(Website and app data records)
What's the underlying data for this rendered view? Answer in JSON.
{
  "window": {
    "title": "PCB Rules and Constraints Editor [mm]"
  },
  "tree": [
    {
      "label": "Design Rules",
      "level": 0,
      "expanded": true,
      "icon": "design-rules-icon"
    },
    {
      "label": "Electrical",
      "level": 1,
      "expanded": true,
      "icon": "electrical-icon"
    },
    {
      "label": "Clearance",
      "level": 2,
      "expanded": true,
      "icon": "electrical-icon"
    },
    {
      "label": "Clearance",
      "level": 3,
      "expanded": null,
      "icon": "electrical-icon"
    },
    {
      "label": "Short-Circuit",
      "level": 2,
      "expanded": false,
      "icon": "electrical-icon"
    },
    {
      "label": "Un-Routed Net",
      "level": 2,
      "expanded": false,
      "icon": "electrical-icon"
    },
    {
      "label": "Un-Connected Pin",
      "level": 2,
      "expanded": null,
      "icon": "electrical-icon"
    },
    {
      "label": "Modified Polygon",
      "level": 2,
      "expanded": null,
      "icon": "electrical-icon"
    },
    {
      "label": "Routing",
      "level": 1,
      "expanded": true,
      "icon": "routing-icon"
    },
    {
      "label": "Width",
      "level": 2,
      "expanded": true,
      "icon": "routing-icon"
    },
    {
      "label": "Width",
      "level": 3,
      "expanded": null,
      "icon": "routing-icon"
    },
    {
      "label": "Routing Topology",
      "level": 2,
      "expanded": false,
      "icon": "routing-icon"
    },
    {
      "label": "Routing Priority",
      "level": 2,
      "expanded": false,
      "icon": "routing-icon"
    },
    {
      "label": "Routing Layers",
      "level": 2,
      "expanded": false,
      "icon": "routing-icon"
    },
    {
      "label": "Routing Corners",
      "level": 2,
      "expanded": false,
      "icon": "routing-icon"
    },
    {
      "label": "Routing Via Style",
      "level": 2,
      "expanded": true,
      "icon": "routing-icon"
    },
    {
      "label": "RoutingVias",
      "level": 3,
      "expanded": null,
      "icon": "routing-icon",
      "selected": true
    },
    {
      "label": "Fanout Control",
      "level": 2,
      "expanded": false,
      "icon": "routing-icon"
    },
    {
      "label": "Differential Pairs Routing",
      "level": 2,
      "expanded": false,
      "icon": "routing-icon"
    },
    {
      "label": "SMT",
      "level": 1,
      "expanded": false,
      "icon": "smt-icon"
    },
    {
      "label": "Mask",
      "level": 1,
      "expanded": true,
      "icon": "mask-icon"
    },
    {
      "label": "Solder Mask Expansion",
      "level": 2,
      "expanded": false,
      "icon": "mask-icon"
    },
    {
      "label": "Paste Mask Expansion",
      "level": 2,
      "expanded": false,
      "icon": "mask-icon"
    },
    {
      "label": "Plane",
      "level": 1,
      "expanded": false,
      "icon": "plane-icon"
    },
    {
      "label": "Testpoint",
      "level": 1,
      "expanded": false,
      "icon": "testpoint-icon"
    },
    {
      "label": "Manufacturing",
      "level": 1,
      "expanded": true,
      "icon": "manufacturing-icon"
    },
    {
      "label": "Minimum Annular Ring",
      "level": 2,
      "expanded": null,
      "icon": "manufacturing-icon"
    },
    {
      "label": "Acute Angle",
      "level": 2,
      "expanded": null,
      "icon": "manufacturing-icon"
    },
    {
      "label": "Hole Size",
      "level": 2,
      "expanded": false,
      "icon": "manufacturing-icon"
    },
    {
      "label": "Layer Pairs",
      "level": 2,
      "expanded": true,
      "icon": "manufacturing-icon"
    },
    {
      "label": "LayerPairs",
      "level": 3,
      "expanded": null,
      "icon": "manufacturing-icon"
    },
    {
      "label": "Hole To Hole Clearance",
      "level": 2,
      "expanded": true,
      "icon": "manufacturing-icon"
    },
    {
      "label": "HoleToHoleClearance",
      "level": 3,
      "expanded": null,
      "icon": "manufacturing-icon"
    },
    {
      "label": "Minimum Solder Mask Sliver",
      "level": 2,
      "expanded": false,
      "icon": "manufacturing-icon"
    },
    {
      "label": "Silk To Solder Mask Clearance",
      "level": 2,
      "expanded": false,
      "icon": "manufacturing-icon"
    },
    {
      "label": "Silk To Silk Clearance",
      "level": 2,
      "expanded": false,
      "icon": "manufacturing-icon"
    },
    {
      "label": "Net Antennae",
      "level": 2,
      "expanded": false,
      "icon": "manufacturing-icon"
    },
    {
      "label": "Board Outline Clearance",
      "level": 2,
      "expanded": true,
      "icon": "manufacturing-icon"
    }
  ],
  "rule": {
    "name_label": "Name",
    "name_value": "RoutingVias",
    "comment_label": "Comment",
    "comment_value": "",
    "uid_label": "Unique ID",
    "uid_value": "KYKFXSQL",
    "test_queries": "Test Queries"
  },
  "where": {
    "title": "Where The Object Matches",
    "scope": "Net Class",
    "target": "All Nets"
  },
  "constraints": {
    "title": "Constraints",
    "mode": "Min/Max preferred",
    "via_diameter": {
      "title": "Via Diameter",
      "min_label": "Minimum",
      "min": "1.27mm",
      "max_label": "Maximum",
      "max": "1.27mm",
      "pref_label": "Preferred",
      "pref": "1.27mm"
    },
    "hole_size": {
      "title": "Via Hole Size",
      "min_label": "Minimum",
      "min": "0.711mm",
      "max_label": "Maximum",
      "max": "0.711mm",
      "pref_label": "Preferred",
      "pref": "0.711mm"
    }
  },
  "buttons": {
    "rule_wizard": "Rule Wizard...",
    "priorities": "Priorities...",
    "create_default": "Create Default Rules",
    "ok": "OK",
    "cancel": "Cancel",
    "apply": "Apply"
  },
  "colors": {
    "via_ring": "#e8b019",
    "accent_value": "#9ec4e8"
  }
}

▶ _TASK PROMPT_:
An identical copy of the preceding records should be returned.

▶ _ANSWER SPACE_:
What's the underlying data for this rendered view? Answer in JSON.
{
  "window": {
    "title": "PCB Rules and Constraints Editor [mm]"
  },
  "tree": [
    {
      "label": "Design Rules",
      "level": 0,
      "expanded": true,
      "icon": "design-rules-icon"
    },
    {
      "label": "Electrical",
      "level": 1,
      "expanded": true,
      "icon": "electrical-icon"
    },
    {
      "label": "Clearance",
      "level": 2,
      "expanded": true,
      "icon": "electrical-icon"
    },
    {
      "label": "Clearance",
      "level": 3,
      "expanded": null,
      "icon": "electrical-icon"
    },
    {
      "label": "Short-Circuit",
      "level": 2,
      "expanded": false,
      "icon": "electrical-icon"
    },
    {
      "label": "Un-Routed Net",
      "level": 2,
      "expanded": false,
      "icon": "electrical-icon"
    },
    {
      "label": "Un-Connected Pin",
      "level": 2,
      "expanded": null,
      "icon": "electrical-icon"
    },
    {
      "label": "Modified Polygon",
      "level": 2,
      "expanded": null,
      "icon": "electrical-icon"
    },
    {
      "label": "Routing",
      "level": 1,
      "expanded": true,
      "icon": "routing-icon"
    },
    {
      "label": "Width",
      "level": 2,
      "expanded": true,
      "icon": "routing-icon"
    },
    {
      "label": "Width",
      "level": 3,
      "expanded": null,
      "icon": "routing-icon"
    },
    {
      "label": "Routing Topology",
      "level": 2,
      "expanded": false,
      "icon": "routing-icon"
    },
    {
      "label": "Routing Priority",
      "level": 2,
      "expanded": false,
      "icon": "routing-icon"
    },
    {
      "label": "Routing Layers",
      "level": 2,
      "expanded": false,
      "icon": "routing-icon"
    },
    {
      "label": "Routing Corners",
      "level": 2,
      "expanded": false,
      "icon": "routing-icon"
    },
    {
      "label": "Routing Via Style",
      "level": 2,
      "expanded": true,
      "icon": "routing-icon"
    },
    {
      "label": "RoutingVias",
      "level": 3,
      "expanded": null,
      "icon": "routing-icon",
      "selected": true
    },
    {
      "label": "Fanout Control",
      "level": 2,
      "expanded": false,
      "icon": "routing-icon"
    },
    {
      "label": "Differential Pairs Routing",
      "level": 2,
      "expanded": false,
      "icon": "routing-icon"
    },
    {
      "label": "SMT",
      "level": 1,
      "expanded": false,
      "icon": "smt-icon"
    },
    {
      "label": "Mask",
      "level": 1,
      "expanded": true,
      "icon": "mask-icon"
    },
    {
      "label": "Solder Mask Expansion",
      "level": 2,
      "expanded": false,
      "icon": "mask-icon"
    },
    {
      "label": "Paste Mask Expansion",
      "level": 2,
      "expanded": false,
      "icon": "mask-icon"
    },
    {
      "label": "Plane",
      "level": 1,
      "expanded": false,
      "icon": "plane-icon"
    },
    {
      "label": "Testpoint",
      "level": 1,
      "expanded": false,
      "icon": "testpoint-icon"
    },
    {
      "label": "Manufacturing",
      "level": 1,
      "expanded": true,
      "icon": "manufacturing-icon"
    },
    {
      "label": "Minimum Annular Ring",
      "level": 2,
      "expanded": null,
      "icon": "manufacturing-icon"
    },
    {
      "label": "Acute Angle",
      "level": 2,
      "expanded": null,
      "icon": "manufacturing-icon"
    },
    {
      "label": "Hole Size",
      "level": 2,
      "expanded": false,
      "icon": "manufacturing-icon"
    },
    {
      "label": "Layer Pairs",
      "level": 2,
      "expanded": true,
      "icon": "manufacturing-icon"
    },
    {
      "label": "LayerPairs",
      "level": 3,
      "expanded": null,
      "icon": "manufacturing-icon"
    },
    {
      "label": "Hole To Hole Clearance",
      "level": 2,
      "expanded": true,
      "icon": "manufacturing-icon"
    },
    {
      "label": "HoleToHoleClearance",
      "level": 3,
      "expanded": null,
      "icon": "manufacturing-icon"
    },
    {
      "label": "Minimum Solder Mask Sliver",
      "level": 2,
      "expanded": false,
      "icon": "manufacturing-icon"
    },
    {
      "label": "Silk To Solder Mask Clearance",
      "level": 2,
      "expanded": false,
      "icon": "manufacturing-icon"
    },
    {
      "label": "Silk To Silk Clearance",
      "level": 2,
      "expanded": false,
      "icon": "manufacturing-icon"
    },
    {
      "label": "Net Antennae",
      "level": 2,
      "expanded": false,
      "icon": "manufacturing-icon"
    },
    {
      "label": "Board Outline Clearance",
      "level": 2,
      "expanded": true,
      "icon": "manufacturing-icon"
    }
  ],
  "rule": {
    "name_label": "Name",
    "name_value": "RoutingVias",
    "comment_label": "Comment",
    "comment_value": "",
    "uid_label": "Unique ID",
    "uid_value": "KYKFXSQL",
    "test_queries": "Test Queries"
  },
  "where": {
    "title": "Where The Object Matches",
    "scope": "Net Class",
    "target": "All Nets"
  },
  "constraints": {
    "title": "Constraints",
    "mode": "Min/Max preferred",
    "via_diameter": {
      "title": "Via Diameter",
      "min_label": "Minimum",
      "min": "1.27mm",
      "max_label": "Maximum",
      "max": "1.27mm",
      "pref_label": "Preferred",
      "pref": "1.27mm"
    },
    "hole_size": {
      "title": "Via Hole Size",
      "min_label": "Minimum",
      "min": "0.711mm",
      "max_label": "Maximum",
      "max": "0.711mm",
      "pref_label": "Preferred",
      "pref": "0.711mm"
    }
  },
  "buttons": {
    "rule_wizard": "Rule Wizard...",
    "priorities": "Priorities...",
    "create_default": "Create Default Rules",
    "ok": "OK",
    "cancel": "Cancel",
    "apply": "Apply"
  },
  "colors": {
    "via_ring": "#e8b019",
    "accent_value": "#9ec4e8"
  }
}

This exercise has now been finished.